AWS, Azure, GCP Kubernetes
Permissions for YBA Minimal sudo access during provisioning Cloud and OS permissions As required for Kubernetes
Node provisioning Manually created, with fully manual to automatic provisioning Automatically created and provisioned Via Helm

Public cloud

If you are deploying a universe to a public cloud (AWS, Azure, or GCP) and want maximum automation when managing clusters (creating them, scaling them, patching the OS, and so on), use a public cloud provider configuration. This approach does require that you provide YBA with cloud and OS privileges.

For example:

  • YBA must be given privileges to create a VM.
  • YBA must initially have root-level SSH login access to that VM for initial installation of a management agent. After installation of the agent, SSH access can be removed.

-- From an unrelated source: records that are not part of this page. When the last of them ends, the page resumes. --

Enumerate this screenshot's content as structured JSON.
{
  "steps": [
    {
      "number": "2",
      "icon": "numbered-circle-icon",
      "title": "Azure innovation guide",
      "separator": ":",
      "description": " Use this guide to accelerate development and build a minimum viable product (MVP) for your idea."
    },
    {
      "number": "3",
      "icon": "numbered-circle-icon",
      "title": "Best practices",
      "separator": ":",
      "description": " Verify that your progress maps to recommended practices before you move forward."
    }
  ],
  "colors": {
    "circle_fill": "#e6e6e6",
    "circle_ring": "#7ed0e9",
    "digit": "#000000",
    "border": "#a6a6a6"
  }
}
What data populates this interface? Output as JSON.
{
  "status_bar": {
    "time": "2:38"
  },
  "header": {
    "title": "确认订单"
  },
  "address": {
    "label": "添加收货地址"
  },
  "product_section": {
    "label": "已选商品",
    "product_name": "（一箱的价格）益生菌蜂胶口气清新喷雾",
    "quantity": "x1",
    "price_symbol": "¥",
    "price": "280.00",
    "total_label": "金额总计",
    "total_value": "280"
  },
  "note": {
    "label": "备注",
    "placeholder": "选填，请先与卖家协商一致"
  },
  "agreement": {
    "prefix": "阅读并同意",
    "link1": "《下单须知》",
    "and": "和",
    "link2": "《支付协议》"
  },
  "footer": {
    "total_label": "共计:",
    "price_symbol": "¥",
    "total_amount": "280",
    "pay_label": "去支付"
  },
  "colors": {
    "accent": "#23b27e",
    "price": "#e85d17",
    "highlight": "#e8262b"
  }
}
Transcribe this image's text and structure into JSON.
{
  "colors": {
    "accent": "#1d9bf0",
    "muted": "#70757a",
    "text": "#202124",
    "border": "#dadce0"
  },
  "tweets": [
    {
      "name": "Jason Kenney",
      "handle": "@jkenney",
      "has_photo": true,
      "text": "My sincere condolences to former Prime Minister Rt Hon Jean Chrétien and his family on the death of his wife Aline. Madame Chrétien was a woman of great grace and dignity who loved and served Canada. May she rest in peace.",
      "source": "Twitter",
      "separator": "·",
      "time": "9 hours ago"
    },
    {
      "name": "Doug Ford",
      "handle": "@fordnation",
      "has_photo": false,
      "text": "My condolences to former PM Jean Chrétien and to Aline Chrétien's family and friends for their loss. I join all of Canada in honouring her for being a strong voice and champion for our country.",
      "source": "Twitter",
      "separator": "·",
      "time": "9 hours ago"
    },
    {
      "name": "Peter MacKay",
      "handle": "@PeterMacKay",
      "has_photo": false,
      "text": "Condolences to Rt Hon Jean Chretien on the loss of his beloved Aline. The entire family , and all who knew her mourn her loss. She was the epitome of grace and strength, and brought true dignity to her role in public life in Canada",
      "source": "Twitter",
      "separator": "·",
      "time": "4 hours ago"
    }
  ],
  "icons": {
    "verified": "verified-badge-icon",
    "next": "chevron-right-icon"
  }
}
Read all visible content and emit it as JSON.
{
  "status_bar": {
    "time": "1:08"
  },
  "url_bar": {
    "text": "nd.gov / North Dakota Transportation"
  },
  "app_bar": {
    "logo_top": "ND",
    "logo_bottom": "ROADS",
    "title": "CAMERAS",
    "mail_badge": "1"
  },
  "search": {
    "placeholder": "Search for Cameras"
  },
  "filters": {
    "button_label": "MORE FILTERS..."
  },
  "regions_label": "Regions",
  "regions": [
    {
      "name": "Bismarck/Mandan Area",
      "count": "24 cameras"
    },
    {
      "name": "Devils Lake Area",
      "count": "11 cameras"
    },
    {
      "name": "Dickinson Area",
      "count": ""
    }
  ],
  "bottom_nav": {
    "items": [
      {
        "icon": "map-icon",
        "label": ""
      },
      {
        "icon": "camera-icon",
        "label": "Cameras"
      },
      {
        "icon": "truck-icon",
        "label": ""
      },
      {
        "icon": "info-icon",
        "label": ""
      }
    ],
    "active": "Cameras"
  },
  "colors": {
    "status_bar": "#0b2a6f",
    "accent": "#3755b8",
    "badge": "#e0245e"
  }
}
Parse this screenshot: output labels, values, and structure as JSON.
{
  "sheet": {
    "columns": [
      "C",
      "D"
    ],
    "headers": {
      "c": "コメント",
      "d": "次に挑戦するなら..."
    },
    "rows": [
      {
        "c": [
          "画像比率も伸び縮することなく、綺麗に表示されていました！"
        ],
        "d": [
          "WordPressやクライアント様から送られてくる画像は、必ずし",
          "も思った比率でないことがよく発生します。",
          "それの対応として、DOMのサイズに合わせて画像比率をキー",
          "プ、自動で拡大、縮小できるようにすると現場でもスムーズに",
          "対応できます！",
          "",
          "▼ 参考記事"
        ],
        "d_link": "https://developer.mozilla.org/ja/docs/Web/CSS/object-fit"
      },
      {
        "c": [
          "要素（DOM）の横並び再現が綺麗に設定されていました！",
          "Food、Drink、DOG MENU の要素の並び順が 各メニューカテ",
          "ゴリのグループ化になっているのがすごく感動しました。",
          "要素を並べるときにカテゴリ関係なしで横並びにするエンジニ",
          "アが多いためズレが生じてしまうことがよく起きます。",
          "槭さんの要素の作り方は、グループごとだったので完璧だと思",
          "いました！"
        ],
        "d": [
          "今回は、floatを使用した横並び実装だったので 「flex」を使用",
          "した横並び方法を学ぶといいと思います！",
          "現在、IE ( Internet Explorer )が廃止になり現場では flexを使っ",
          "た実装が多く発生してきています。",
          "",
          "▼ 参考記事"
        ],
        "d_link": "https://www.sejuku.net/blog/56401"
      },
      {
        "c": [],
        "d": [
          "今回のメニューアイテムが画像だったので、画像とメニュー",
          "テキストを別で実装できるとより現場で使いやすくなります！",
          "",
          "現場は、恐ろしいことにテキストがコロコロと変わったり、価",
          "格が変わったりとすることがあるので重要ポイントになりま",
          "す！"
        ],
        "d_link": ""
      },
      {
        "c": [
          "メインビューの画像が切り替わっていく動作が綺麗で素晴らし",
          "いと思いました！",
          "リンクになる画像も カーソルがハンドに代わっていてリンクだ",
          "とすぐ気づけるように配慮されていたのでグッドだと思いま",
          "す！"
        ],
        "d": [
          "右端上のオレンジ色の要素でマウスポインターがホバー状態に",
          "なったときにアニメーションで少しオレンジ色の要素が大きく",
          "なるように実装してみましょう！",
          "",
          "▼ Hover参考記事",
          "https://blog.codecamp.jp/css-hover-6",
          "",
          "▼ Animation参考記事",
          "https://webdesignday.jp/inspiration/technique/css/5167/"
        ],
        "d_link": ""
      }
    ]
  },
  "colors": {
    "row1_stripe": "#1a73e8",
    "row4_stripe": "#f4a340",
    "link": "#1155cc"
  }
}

This approach allows for maximum automation. Also, you do have the option to specify a custom OS image that otherwise meets all other enterprise security rules.


For all other cases, use an on-premises provider. Unlike the Kubernetes and cloud providers, where YBA has privileges and creates the VMs (or pods) automatically, with an on-premises provider you create the server VMs manually.

Use this option for any of the following situations:

  • You are deploying YugabyteDB clusters truly on-premises (for example, on VMware or Nutanix).
  • You are deploying YugabyteDB clusters to public cloud, but (due to security policies or other restrictions) you can't provide YBA with cloud permissions or SSH access to cloud VMs. In this case, you must create your VMs and/or deploy your Linux OS manually in the cloud.
  • You are deploying a single stretched cluster across multiple clouds (for example, one cluster with some nodes on AWS, others on GCP, and/or others on Azure).
  • Any other cases where you must retain control over creating the VMs and/or Linux OS, and can't give this control to YBA.

With the on-premises provider, after creating VMs manually (that is, outside of YBA), you will add them to your on premises provider's free pool of servers. Subsequently, when creating the universe, database nodes are taken from the on-premises provider's free pool of servers and added to the universe.


If you are deploying a universe to Kubernetes, use a Kubernetes provider.